─── Dataset records

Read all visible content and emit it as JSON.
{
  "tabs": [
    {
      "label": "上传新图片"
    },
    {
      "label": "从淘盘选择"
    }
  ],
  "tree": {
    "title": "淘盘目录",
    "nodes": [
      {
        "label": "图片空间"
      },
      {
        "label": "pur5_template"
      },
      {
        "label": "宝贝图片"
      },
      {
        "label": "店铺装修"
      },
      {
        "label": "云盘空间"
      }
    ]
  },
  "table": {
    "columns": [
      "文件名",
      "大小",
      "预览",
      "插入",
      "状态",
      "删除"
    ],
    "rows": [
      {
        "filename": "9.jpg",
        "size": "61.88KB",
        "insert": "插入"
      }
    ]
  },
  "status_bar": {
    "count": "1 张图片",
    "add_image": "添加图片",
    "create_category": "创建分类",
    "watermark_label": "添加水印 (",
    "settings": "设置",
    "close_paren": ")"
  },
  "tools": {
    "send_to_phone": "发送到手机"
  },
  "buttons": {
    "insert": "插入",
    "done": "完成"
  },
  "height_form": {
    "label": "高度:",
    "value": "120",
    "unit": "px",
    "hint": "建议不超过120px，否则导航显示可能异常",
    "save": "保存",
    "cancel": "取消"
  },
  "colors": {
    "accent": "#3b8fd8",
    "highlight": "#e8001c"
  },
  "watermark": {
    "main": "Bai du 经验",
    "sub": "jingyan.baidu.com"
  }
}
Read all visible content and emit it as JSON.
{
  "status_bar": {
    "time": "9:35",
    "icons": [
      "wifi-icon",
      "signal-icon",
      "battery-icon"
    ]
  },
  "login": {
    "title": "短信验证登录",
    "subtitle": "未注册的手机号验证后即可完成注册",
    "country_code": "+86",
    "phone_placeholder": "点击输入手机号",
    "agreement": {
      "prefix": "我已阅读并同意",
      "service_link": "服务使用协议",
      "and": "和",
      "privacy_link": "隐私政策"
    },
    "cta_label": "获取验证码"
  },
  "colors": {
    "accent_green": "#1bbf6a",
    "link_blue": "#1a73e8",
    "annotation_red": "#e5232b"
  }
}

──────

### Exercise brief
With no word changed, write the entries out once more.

### Finished exercise
Read all visible content and emit it as JSON.
{
  "tabs": [
    {
      "label": "上传新图片"
    },
    {
      "label": "从淘盘选择"
    }
  ],
  "tree": {
    "title": "淘盘目录",
    "nodes": [
      {
        "label": "图片空间"
      },
      {
        "label": "pur5_template"
      },
      {
        "label": "宝贝图片"
      },
      {
        "label": "店铺装修"
      },
      {
        "label": "云盘空间"
      }
    ]
  },
  "table": {
    "columns": [
      "文件名",
      "大小",
      "预览",
      "插入",
      "状态",
      "删除"
    ],
    "rows": [
      {
        "filename": "9.jpg",
        "size": "61.88KB",
        "insert": "插入"
      }
    ]
  },
  "status_bar": {
    "count": "1 张图片",
    "add_image": "添加图片",
    "create_category": "创建分类",
    "watermark_label": "添加水印 (",
    "settings": "设置",
    "close_paren": ")"
  },
  "tools": {
    "send_to_phone": "发送到手机"
  },
  "buttons": {
    "insert": "插入",
    "done": "完成"
  },
  "height_form": {
    "label": "高度:",
    "value": "120",
    "unit": "px",
    "hint": "建议不超过120px，否则导航显示可能异常",
    "save": "保存",
    "cancel": "取消"
  },
  "colors": {
    "accent": "#3b8fd8",
    "highlight": "#e8001c"
  },
  "watermark": {
    "main": "Bai du 经验",
    "sub": "jingyan.baidu.com"
  }
}
Read all visible content and emit it as JSON.
{
  "status_bar": {
    "time": "9:35",
    "icons": [
      "wifi-icon",
      "signal-icon",
      "battery-icon"
    ]
  },
  "login": {
    "title": "短信验证登录",
    "subtitle": "未注册的手机号验证后即可完成注册",
    "country_code": "+86",
    "phone_placeholder": "点击输入手机号",
    "agreement": {
      "prefix": "我已阅读并同意",
      "service_link": "服务使用协议",
      "and": "和",
      "privacy_link": "隐私政策"
    },
    "cta_label": "获取验证码"
  },
  "colors": {
    "accent_green": "#1bbf6a",
    "link_blue": "#1a73e8",
    "annotation_red": "#e5232b"
  }
}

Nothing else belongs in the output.